#### BRIEF
All of the data that follows should be retyped exactly as it appears.

#### DATA TO EXAMINE
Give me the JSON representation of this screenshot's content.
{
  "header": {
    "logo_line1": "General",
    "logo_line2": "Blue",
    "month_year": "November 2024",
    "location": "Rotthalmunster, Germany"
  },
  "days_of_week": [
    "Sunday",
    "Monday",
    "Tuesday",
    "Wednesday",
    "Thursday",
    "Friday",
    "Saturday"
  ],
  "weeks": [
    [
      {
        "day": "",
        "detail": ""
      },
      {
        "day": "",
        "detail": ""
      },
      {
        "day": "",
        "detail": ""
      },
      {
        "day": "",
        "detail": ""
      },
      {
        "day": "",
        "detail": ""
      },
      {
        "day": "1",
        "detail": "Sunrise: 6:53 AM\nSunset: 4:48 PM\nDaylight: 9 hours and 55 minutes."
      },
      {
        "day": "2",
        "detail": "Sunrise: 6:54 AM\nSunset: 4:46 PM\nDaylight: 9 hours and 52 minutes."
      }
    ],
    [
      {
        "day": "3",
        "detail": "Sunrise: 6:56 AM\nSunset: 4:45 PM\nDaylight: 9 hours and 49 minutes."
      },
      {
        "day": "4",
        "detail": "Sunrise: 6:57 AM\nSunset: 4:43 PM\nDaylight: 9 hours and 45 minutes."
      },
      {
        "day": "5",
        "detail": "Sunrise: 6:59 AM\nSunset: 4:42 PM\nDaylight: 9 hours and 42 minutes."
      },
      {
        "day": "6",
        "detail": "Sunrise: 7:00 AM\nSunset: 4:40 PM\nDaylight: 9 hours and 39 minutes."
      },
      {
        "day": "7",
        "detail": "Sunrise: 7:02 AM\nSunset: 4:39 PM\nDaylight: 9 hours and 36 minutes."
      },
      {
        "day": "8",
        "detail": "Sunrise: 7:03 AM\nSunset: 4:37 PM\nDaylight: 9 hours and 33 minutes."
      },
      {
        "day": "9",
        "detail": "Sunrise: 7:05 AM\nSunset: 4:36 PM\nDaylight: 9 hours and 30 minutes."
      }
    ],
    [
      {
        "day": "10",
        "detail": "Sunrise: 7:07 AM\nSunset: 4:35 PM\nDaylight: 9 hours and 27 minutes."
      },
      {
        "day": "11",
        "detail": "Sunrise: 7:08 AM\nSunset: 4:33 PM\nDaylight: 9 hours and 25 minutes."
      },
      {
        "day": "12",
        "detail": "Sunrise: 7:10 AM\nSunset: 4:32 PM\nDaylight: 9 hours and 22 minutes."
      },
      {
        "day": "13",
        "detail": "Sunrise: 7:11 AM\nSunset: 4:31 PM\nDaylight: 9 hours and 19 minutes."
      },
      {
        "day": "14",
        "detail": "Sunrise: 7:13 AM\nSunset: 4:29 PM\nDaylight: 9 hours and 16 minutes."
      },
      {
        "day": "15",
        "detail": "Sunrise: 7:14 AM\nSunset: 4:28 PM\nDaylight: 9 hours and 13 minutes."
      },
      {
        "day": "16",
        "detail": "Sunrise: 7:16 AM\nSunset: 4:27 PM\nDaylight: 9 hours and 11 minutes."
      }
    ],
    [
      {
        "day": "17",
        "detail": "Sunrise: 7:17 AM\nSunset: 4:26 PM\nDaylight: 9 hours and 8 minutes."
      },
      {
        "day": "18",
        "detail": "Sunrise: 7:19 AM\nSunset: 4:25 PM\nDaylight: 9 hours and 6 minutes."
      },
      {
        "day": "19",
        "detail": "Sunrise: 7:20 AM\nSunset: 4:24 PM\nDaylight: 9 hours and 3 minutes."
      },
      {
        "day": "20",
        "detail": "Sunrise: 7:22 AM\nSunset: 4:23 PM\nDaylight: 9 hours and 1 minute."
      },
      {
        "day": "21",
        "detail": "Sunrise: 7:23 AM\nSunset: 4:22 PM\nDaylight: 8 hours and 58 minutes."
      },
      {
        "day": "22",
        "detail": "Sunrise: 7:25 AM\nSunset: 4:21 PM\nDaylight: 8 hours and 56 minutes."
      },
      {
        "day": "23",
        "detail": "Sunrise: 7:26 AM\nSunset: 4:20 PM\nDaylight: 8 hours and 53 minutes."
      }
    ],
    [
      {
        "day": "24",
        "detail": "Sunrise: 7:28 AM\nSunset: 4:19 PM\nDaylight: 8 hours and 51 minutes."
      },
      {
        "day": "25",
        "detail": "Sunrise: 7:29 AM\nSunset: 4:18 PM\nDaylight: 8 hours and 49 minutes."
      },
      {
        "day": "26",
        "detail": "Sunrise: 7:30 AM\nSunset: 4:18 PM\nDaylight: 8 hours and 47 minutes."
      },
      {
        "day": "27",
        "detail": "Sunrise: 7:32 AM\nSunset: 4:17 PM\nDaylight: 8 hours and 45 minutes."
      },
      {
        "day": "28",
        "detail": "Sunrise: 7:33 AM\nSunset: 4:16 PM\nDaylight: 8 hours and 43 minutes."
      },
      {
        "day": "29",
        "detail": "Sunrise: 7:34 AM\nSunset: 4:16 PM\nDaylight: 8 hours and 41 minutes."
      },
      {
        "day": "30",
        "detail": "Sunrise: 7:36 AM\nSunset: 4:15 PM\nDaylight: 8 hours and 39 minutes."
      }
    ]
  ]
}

#### EXERCISE SOLUTION
Give me the JSON representation of this screenshot's content.
{
  "header": {
    "logo_line1": "General",
    "logo_line2": "Blue",
    "month_year": "November 2024",
    "location": "Rotthalmunster, Germany"
  },
  "days_of_week": [
    "Sunday",
    "Monday",
    "Tuesday",
    "Wednesday",
    "Thursday",
    "Friday",
    "Saturday"
  ],
  "weeks": [
    [
      {
        "day": "",
        "detail": ""
      },
      {
        "day": "",
        "detail": ""
      },
      {
        "day": "",
        "detail": ""
      },
      {
        "day": "",
        "detail": ""
      },
      {
        "day": "",
        "detail": ""
      },
      {
        "day": "1",
        "detail": "Sunrise: 6:53 AM\nSunset: 4:48 PM\nDaylight: 9 hours and 55 minutes."
      },
      {
        "day": "2",
        "detail": "Sunrise: 6:54 AM\nSunset: 4:46 PM\nDaylight: 9 hours and 52 minutes."
      }
    ],
    [
      {
        "day": "3",
        "detail": "Sunrise: 6:56 AM\nSunset: 4:45 PM\nDaylight: 9 hours and 49 minutes."
      },
      {
        "day": "4",
        "detail": "Sunrise: 6:57 AM\nSunset: 4:43 PM\nDaylight: 9 hours and 45 minutes."
      },
      {
        "day": "5",
        "detail": "Sunrise: 6:59 AM\nSunset: 4:42 PM\nDaylight: 9 hours and 42 minutes."
      },
      {
        "day": "6",
        "detail": "Sunrise: 7:00 AM\nSunset: 4:40 PM\nDaylight: 9 hours and 39 minutes."
      },
      {
        "day": "7",
        "detail": "Sunrise: 7:02 AM\nSunset: 4:39 PM\nDaylight: 9 hours and 36 minutes."
      },
      {
        "day": "8",
        "detail": "Sunrise: 7:03 AM\nSunset: 4:37 PM\nDaylight: 9 hours and 33 minutes."
      },
      {
        "day": "9",
        "detail": "Sunrise: 7:05 AM\nSunset: 4:36 PM\nDaylight: 9 hours and 30 minutes."
      }
    ],
    [
      {
        "day": "10",
        "detail": "Sunrise: 7:07 AM\nSunset: 4:35 PM\nDaylight: 9 hours and 27 minutes."
      },
      {
        "day": "11",
        "detail": "Sunrise: 7:08 AM\nSunset: 4:33 PM\nDaylight: 9 hours and 25 minutes."
      },
      {
        "day": "12",
        "detail": "Sunrise: 7:10 AM\nSunset: 4:32 PM\nDaylight: 9 hours and 22 minutes."
      },
      {
        "day": "13",
        "detail": "Sunrise: 7:11 AM\nSunset: 4:31 PM\nDaylight: 9 hours and 19 minutes."
      },
      {
        "day": "14",
        "detail": "Sunrise: 7:13 AM\nSunset: 4:29 PM\nDaylight: 9 hours and 16 minutes."
      },
      {
        "day": "15",
        "detail": "Sunrise: 7:14 AM\nSunset: 4:28 PM\nDaylight: 9 hours and 13 minutes."
      },
      {
        "day": "16",
        "detail": "Sunrise: 7:16 AM\nSunset: 4:27 PM\nDaylight: 9 hours and 11 minutes."
      }
    ],
    [
      {
        "day": "17",
        "detail": "Sunrise: 7:17 AM\nSunset: 4:26 PM\nDaylight: 9 hours and 8 minutes."
      },
      {
        "day": "18",
        "detail": "Sunrise: 7:19 AM\nSunset: 4:25 PM\nDaylight: 9 hours and 6 minutes."
      },
      {
        "day": "19",
        "detail": "Sunrise: 7:20 AM\nSunset: 4:24 PM\nDaylight: 9 hours and 3 minutes."
      },
      {
        "day": "20",
        "detail": "Sunrise: 7:22 AM\nSunset: 4:23 PM\nDaylight: 9 hours and 1 minute."
      },
      {
        "day": "21",
        "detail": "Sunrise: 7:23 AM\nSunset: 4:22 PM\nDaylight: 8 hours and 58 minutes."
      },
      {
        "day": "22",
        "detail": "Sunrise: 7:25 AM\nSunset: 4:21 PM\nDaylight: 8 hours and 56 minutes."
      },
      {
        "day": "23",
        "detail": "Sunrise: 7:26 AM\nSunset: 4:20 PM\nDaylight: 8 hours and 53 minutes."
      }
    ],
    [
      {
        "day": "24",
        "detail": "Sunrise: 7:28 AM\nSunset: 4:19 PM\nDaylight: 8 hours and 51 minutes."
      },
      {
        "day": "25",
        "detail": "Sunrise: 7:29 AM\nSunset: 4:18 PM\nDaylight: 8 hours and 49 minutes."
      },
      {
        "day": "26",
        "detail": "Sunrise: 7:30 AM\nSunset: 4:18 PM\nDaylight: 8 hours and 47 minutes."
      },
      {
        "day": "27",
        "detail": "Sunrise: 7:32 AM\nSunset: 4:17 PM\nDaylight: 8 hours and 45 minutes."
      },
      {
        "day": "28",
        "detail": "Sunrise: 7:33 AM\nSunset: 4:16 PM\nDaylight: 8 hours and 43 minutes."
      },
      {
        "day": "29",
        "detail": "Sunrise: 7:34 AM\nSunset: 4:16 PM\nDaylight: 8 hours and 41 minutes."
      },
      {
        "day": "30",
        "detail": "Sunrise: 7:36 AM\nSunset: 4:15 PM\nDaylight: 8 hours and 39 minutes."
      }
    ]
  ]
}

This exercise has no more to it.